Rikka is not only coded in blue by her backpack, but through the blue earbuds that she always wears while walking to school.
Although Rikka isn’t outwardly an information gatherer like Shou — a tokusatsu nerd who seems to have every Ultra Series episode memorized in a wink to an informed Tsuburaya Productions audience — she has been shown to be someone who will wait until she knows more about a given scenario. Sometimes this can lead to indecision based on fear, like in Episode 3 when she doesn’t think to contact Yuuta via phone until prodded by the Neon Genesis Junior High Students, likely because she’s subconsciously afraid that it could confirm his death. Rikka hopped on the computer, Junk, and guided Yuuta through his first battle with quick thinking to type Shou’s instructions so that Yuuta would hear them.
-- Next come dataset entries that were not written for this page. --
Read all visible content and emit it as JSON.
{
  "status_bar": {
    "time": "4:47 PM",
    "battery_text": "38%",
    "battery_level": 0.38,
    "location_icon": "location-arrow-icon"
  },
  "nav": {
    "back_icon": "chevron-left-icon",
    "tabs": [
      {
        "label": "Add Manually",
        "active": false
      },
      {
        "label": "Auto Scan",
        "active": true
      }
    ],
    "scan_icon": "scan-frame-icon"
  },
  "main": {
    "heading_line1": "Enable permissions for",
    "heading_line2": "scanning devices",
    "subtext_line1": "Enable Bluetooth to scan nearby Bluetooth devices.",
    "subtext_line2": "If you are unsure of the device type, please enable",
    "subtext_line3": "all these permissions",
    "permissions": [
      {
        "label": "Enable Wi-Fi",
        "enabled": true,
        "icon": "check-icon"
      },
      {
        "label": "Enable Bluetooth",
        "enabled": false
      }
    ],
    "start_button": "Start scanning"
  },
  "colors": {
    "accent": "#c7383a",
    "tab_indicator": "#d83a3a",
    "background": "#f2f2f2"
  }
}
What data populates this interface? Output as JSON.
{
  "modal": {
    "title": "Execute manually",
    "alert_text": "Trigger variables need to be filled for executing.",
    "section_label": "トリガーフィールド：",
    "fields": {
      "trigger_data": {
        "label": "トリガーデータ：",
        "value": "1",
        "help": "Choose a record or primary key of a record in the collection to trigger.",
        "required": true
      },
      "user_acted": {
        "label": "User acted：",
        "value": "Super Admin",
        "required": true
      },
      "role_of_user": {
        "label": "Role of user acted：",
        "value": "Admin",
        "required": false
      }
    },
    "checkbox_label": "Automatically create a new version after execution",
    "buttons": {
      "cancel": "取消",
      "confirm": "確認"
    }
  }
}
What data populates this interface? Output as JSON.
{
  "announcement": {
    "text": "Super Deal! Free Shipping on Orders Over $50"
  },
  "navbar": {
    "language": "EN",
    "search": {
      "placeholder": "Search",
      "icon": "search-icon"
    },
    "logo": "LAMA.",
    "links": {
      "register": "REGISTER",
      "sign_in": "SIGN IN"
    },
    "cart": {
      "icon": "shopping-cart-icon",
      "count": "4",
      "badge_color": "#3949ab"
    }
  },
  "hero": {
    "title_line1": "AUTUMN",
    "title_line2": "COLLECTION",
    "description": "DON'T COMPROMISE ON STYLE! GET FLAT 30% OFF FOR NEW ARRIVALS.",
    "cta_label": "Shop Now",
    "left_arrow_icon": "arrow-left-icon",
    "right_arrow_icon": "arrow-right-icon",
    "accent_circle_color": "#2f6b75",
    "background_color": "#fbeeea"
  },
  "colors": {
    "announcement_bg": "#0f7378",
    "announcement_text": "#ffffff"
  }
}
The Yellow Ranger: Shou Utsumi
Yellow rangers are often more peaceful and even-keeled with a strong emotional intelligence. The success of Power Rangers has led to an assumption that yellow rangers are often women, however it’s a unisex color and historically in Super Sentai, there have been more men who were yellow rangers than women.
Shou is Yuuta’s friend and stubbornly sticks to Yuuta following Yuuta’s amnesia in Episode 1. Despite stating that he’s not a lifelong friend and they only grew close that April, Shou’s loyalty is impressive and he repeatedly shows that he trusts Yuuta even when Yuuta can’t remember anything. Shou is also the one who is quick to form the Gridman Alliance, giving the trio a name and working to keep them unified.
With Yuuta’s amnesia a constant, he’s not a particularly interesting character and also doesn’t fit the red ranger archetype that the show codes him as — save revealing that his actual personality is far more brash than initially shown when his memories return. Rather than going this route, it looks like SSSS.Gridman will likely play a bit with the red ranger archetype through Yuuta instead. Similarly, Rikka isn’t always a cool blue ranger. She thinks about her actions and emotions a lot — to the point of inaction — and there are still hints that she’s withholding key information from Yuuta regarding their relationship. Shou is more in the background than either Rikka or Yuuta, but also has shown flashes of character traits and overly-emotional responses that don’t necessarily fit the even-temperedness of a yellow ranger.
It’s when the three are unified — even for something as hilariously mundane as making an emergency phone call to the junk shop from their river rafting field trip — that their individual personalities make for an unbeatable hero team. This is likely why SSSS.Gridman is using this color-coding, to build on what an informed audience would already assume, with the potential to play with these preconceived archetypes in service of further reveling in its own tokusatsu trappings.